**Task brief:** Check each line of the material below for the string "Edit" and reply with how many have it, nothing more.
(Records for the task Opens)
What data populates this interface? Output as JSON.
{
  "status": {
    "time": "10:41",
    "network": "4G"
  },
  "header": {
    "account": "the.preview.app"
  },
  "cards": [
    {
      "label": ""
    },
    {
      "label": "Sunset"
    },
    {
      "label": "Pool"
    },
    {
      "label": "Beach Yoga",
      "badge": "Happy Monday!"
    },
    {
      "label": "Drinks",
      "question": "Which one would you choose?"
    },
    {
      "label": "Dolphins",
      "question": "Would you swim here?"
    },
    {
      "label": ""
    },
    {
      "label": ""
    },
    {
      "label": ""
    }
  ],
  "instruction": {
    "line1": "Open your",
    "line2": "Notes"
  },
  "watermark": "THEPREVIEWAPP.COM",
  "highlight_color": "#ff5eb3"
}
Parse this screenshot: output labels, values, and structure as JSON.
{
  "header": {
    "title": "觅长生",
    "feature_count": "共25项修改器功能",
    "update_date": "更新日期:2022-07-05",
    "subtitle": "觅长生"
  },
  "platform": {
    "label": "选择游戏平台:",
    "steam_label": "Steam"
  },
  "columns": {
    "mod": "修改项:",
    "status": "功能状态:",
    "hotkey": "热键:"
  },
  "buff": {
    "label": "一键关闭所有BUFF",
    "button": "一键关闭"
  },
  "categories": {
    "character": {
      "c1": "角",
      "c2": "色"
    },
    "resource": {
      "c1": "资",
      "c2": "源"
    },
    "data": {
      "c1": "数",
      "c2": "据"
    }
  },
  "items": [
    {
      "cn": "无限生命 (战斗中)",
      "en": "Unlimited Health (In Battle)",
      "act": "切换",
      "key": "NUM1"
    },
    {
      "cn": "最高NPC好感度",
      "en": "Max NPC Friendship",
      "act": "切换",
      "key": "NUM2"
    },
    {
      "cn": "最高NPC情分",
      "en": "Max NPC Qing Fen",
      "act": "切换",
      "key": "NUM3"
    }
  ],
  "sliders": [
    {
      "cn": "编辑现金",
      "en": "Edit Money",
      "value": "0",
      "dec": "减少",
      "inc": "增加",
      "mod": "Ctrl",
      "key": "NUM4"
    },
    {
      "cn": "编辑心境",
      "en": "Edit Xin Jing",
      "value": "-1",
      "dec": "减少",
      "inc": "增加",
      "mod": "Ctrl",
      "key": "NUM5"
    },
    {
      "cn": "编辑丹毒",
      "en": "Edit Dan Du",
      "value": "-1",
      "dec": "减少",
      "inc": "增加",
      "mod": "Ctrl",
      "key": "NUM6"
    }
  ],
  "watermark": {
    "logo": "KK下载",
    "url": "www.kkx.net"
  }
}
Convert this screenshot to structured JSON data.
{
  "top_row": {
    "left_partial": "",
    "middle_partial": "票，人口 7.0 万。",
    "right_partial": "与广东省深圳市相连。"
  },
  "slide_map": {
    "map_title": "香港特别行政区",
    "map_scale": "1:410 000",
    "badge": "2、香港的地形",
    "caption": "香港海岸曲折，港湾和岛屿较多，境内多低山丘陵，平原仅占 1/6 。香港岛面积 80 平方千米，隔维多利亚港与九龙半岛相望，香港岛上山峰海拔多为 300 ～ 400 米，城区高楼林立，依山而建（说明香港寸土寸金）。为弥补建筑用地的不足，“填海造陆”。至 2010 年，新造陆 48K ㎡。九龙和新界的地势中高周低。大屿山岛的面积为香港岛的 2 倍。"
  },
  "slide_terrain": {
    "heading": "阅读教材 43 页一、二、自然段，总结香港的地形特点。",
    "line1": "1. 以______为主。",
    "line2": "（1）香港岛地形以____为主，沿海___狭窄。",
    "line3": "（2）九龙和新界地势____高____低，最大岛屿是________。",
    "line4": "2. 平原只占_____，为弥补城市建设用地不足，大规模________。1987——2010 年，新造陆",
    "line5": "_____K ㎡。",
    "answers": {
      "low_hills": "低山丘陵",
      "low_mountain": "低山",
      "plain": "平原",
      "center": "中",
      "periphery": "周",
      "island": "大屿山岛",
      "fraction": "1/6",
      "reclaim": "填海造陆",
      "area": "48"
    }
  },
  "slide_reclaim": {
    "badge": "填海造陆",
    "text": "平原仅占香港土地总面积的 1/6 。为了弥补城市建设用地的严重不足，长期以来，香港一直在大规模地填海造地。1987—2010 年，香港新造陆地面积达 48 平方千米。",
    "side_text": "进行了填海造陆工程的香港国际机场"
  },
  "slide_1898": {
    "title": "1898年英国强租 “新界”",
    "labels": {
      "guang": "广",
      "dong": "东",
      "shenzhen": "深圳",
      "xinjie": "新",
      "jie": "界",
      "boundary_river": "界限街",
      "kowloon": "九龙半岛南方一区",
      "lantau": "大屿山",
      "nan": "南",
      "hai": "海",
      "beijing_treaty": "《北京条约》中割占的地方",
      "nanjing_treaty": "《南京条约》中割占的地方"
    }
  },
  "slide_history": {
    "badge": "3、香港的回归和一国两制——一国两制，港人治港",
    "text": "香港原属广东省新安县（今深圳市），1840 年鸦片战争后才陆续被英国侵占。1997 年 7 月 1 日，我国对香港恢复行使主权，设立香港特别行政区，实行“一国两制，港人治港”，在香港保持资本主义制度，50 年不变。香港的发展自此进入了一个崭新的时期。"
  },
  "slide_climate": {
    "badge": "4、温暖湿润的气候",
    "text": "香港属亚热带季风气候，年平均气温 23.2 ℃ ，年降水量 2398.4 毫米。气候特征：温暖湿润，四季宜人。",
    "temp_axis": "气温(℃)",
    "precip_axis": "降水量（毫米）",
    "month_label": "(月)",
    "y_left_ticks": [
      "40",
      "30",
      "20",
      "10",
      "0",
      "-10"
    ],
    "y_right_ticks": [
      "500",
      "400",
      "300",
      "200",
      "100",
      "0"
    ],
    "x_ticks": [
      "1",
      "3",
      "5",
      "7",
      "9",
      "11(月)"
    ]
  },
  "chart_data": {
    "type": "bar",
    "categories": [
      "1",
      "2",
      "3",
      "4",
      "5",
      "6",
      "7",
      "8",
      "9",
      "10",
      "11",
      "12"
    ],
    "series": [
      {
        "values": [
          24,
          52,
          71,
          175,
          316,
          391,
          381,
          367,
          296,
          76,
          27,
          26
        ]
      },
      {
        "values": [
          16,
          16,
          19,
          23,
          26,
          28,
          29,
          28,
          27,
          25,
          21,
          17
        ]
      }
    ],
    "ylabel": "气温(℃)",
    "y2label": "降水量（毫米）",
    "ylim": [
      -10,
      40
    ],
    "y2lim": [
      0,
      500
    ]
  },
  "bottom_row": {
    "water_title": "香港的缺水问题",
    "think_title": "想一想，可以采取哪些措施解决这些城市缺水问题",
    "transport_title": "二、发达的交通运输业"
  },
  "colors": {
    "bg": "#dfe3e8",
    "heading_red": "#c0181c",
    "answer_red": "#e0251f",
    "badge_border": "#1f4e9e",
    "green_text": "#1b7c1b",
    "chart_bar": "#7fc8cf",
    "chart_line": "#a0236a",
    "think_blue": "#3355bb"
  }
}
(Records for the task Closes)
**Response area:** 3